By following a design methodology and leveraging an interdisciplinary R&D team, you will make sure the application requirements, user experience expectations, and financial performance are met since the beginning of the project. In addition, by defining the embedded system architecture, you will be facilitating communication among different departments: engineering, IT, software development, marketing, A-Level executives, shipping, and more.

Bridge Hardware and Software

The main question at the beginning of technological projects is: will my software or app be compatible with this hardware? You will probably receive “It depends” as a regular answer. Although, it is correct to assume that you will probably need to undergo some testing to prove 100% compatibility and functionality, these two tips might help you get a faster, easier answer. First, as stated below, follow a design methodology to be able to accurately gather tech specs of the complete solution, including hardware. At this stage, you don’t need to know the exact hardware you will source. You only need to be sure of the capabilities that hardware will need. Second, find an experienced hardware manufacturer who can translate those capabilities into specific hardware components. This is the most cost-effective and accurate way to guarantee that your software or app will run smoothly. You can read more about how a hardware manufacturer can help you find and develop hardware for your system in this blog post.

Lifecycle Management Services

As humans, sometimes, we don’t value relationships, properties, jobs, or opportunities until they are gone. Unfortunately, in the technology business we typically measure value for the negative consequences companies experience once tools are not working as expected or when there is downtime. For example, in the data center industry, a one-minute failure can cost millions to a bank. If you measure how much money it will cost you to run out of components to build your system, you will probably allocate more budget to lifecycle management services. These services will help you navigate supply chain issues, certification processes, end of life announcements, among many other challenges that come with technology. Therefore, calculate how much money, damage to the company’s reputation, loss of business you will experience if you don’t source the suitable hardware and the appropriate manufacturer.


Along the same lines, remember we said at the beginning that you want the rollercoaster to be reliable and safe? Cybersecurity begins at the physical level of your system, especially if it is installed outside restricted areas where consumers will have access to it. We have a series of blogs on hardware security. You can read them here. Since most cyberattacks aim at stealing information to extort ransom money out of companies, the value of physical security features is only measured when the attack already happened. However, there can be some applications in which human lives are at stake if hacked.

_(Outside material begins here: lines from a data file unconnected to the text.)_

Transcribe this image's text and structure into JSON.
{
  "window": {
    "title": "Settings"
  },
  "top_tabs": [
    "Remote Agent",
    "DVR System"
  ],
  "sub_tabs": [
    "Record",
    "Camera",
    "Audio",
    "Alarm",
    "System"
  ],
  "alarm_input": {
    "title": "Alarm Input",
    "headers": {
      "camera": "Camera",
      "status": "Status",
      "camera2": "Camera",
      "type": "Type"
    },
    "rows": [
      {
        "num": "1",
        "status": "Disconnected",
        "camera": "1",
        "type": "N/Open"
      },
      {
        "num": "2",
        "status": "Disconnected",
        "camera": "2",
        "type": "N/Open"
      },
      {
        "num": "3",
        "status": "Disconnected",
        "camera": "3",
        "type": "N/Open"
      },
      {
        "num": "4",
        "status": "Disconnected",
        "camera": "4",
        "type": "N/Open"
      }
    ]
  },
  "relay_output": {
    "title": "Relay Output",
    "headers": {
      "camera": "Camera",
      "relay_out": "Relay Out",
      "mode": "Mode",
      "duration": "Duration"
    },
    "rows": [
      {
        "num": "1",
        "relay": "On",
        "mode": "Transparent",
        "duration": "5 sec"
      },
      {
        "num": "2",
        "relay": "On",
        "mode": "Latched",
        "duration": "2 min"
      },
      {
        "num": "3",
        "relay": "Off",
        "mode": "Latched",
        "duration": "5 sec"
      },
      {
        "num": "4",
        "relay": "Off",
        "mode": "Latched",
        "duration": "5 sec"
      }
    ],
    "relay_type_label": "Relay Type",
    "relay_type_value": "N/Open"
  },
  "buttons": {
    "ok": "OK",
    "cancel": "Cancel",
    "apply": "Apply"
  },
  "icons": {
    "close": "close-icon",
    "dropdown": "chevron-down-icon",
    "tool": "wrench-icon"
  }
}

Nowadays most hardware includes some security features that you just need to turn on. But if you don’t have the budget to add all security features since the beginning of the project, at least leave some room in the design to add them later. The probability of your company suffering an attack is rising as we increasingly depend on technology for basic operations. In this case, you will also measure hardware security features financial performance in terms of the reduced probability of losing money or lives due to an attack.

As you can see, hardware added value to your system is usually measurable thanks to features that are not easily visible to departments outside the R&D or engineering teams. However, these features can have devastating financial consequences for the company if they are not included. To continue reading about distributed architectures visit this page and to continue reading about Embedded Systems, visit this page.